Blackboard shmlackboard


There. I’ve said it.


This fall my department has purchased a new, online grammar-practice program that has to be integrated with Blackboard. Integrated by each individual adjunct, not in one fell swoop by the college.

In theory, the program is a good idea. We need a grammar-practice program, and if the new one we’ve got were on paper I would be ecstatic.

But it’s not on paper. It’s online.

And it has to be integrated.

As horrifying as that prospect sounded to my ears, I have, amazingly, managed to integrate the new program with Blackboard completely on my own, sans any instruction or help-desk help whatsoever.

But now that integration has been achieved, I have to deal with Blackboard, a task I’ve avoided for years. I’ve always used a class blog with no log-in, no password, no winding, multiply-nested, counterintuitive pathways to whatever you’re looking for, and easy to find on Google to boot. I could send out a class email with a single, solitary link, and with one click my students were exactly where they needed to be, not on a landing page with a mile-long menu bar in need of perusing.

These days, though, most of my students seem to have gotten used to Blackboard, and would like to see class content on Blackboard.

So Blackboard it is.

Thus far I’ve spent …. is it 2 hours now (?) …. dealing with Blackboard, at the end of which I have  successfully loaded a picture of myself.

I experienced a ray of hope when I came across a page informing me that I can receive in-person Blackboard training here in the town where I live. Wow! That would be a huge help, and efficient, too.

But the appointment link is broken.

And why not?

There’s no other means of reaching the promised live-instruction humans, no email, no phone number. Just a dead link and another problem to troubleshoot. Maybe YouTube will have a video.

Then there are the grammar exercises themselves, which, albeit integrated with Blackboard, continue to reside on their own site.

Which is a labyrinth. Page after page after indecipherable page, with links that aren’t located in obvious places and aren’t labeled with obvious terms.

So yesterday I spent two hours on the phone with the publisher’s tech person.

She was a saint.

By the end I was so frustrated I could hear myself becoming cranky and short, something I try never to be on the phone. Or in person, either, but somehow short and cranky seems like worse behavior on the phone with a complete stranger who is only trying to do her job.

The phone connection didn’t help.

“Could you say that again?”

“Could you say that a little louder?”

“I’m having trouble hearing you, could you talk a little louder, please?”

Which gradually gave way to modal-free eruptions like —

“I don’t know what you just said.”

And to modal-free, one-word responses like:

“Can you hear me better now?”


Another problem: half the site’s pages seemed to be named the same thing, so the customer service person and I had recurring episodes of thinking we were looking at the same page when we weren’t.

Throughout all this my interlocutor remained calm, friendly, and encouraging, finally confiding in me that the site is indeed hard to use but it gets easier after you do it for a while.

One useful piece of information I picked up: if I want to build my own test, I can’t use the “Test Builder” function to do it.

Good to know!

Test Builder doesn’t build tests.

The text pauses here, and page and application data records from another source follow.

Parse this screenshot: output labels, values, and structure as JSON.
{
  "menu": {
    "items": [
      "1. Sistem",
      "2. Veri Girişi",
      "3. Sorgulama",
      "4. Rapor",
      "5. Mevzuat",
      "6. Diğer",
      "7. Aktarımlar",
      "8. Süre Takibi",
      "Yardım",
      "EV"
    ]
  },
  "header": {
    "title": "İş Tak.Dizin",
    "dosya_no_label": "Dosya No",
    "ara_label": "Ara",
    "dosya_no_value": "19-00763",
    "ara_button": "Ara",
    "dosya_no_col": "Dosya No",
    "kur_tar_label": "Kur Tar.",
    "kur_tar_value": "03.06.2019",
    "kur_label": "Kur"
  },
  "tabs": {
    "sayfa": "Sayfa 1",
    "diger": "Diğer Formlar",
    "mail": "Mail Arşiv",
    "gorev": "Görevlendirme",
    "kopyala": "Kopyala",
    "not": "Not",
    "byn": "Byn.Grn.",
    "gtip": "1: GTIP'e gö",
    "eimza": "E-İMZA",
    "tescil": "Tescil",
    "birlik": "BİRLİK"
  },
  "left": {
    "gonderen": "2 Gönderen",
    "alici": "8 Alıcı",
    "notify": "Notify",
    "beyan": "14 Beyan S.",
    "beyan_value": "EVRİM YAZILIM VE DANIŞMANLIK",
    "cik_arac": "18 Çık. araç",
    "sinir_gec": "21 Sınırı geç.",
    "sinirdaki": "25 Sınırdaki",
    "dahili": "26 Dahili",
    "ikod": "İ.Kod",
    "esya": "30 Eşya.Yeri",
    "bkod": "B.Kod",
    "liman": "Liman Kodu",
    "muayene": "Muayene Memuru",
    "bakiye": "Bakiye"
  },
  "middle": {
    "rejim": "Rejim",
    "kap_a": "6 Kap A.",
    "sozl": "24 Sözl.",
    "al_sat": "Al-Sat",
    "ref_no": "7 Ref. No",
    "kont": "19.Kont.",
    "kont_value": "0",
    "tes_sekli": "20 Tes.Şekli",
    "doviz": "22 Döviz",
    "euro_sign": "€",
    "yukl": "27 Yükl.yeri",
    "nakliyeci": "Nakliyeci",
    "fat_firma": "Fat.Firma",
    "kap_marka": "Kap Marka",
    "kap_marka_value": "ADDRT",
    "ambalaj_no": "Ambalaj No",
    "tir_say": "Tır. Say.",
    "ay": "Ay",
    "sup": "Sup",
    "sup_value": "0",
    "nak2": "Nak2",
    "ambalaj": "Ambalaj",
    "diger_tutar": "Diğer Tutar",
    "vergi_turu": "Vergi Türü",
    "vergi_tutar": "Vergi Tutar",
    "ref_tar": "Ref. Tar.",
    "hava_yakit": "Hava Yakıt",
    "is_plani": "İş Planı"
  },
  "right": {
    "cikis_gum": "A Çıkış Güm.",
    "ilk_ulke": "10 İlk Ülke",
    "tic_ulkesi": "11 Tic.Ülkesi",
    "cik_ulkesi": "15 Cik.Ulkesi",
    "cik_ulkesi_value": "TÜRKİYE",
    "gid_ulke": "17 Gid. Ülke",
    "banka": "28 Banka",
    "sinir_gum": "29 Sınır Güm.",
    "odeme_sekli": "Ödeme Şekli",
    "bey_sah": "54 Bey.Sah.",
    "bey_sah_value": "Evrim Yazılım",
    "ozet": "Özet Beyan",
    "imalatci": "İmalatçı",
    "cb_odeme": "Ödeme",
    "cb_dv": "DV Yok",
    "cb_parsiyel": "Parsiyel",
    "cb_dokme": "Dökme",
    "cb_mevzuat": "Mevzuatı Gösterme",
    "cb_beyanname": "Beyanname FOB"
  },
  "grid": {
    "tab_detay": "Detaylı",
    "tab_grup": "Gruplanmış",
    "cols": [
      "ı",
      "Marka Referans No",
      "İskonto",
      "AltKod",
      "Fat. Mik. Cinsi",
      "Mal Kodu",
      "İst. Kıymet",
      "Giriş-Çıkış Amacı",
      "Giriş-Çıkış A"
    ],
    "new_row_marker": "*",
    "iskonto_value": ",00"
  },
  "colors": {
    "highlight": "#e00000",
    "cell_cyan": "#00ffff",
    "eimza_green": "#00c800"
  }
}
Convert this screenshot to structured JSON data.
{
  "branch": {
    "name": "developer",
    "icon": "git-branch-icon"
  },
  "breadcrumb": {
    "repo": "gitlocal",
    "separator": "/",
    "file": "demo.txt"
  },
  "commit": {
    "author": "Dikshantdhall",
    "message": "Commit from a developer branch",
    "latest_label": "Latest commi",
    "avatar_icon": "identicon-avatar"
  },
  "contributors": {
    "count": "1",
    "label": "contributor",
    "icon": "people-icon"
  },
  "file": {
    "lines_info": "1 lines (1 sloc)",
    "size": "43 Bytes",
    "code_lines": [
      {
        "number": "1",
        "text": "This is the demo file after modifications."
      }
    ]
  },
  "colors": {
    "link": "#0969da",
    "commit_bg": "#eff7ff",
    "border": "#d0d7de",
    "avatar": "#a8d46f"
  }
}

That I’m going to remember clear as a bell next time I work up enough nerve to attempt a feat of online test-building.

The Test-Builder-doesn’t-build-tests rule reminds me of our old campus system, which required us to change passwords every 90 days.

When you got to the change-password page, there were 2 options: one that said “Change Password” and another whose legend I’ve forgotten.

If you clicked on “Change Password,” it locked you out of the system.

I didn’t realize till today, thinking about it, what an oddity that was.

Aside from the obvious illogic of “Change Password” meaning “Lock me out of the system,” why would you have a “Lock me out of the system” feature anyway?

When does anyone want to be locked out of a system?

Do people ever want to be locked out of their car or their house?

Or their office website?

Has Lock myself out of the system ever appeared on anyone’s to-do list, ever?




I wrote this post at least a week ago, thinking I’d edit the next day, then didn’t get to it.

Between then and now I’ve made friends with Blackboard.

It’s a pretty easy site to navigate, as work sites go (and I dealt with a doozy last summer–or with what I took to be a doozy given my blessedly limited experience of workplace websites.)

Meanwhile the online grammar exercises, which my students are actually doing (!!), need  a user manual.

How it works: the technology boondoggle

I’m hearing the same story from friends in other districts.

  1. A teacher in your district is selected by Google (or perhaps by the publisher of a reading curriculum, a variant I heard from another parent) to work for them as a “presenter.” 
  2. The teacher is then flown around the planet by EdTech Team, Google “partner,” making presentations to audiences of other teachers.
  3. These presentations, while billed (and paid for) as professional development, are for all intents and purposes a sales pitch in the guise of continuing education. 

Districts pay EdTech Team to pitch their teachers.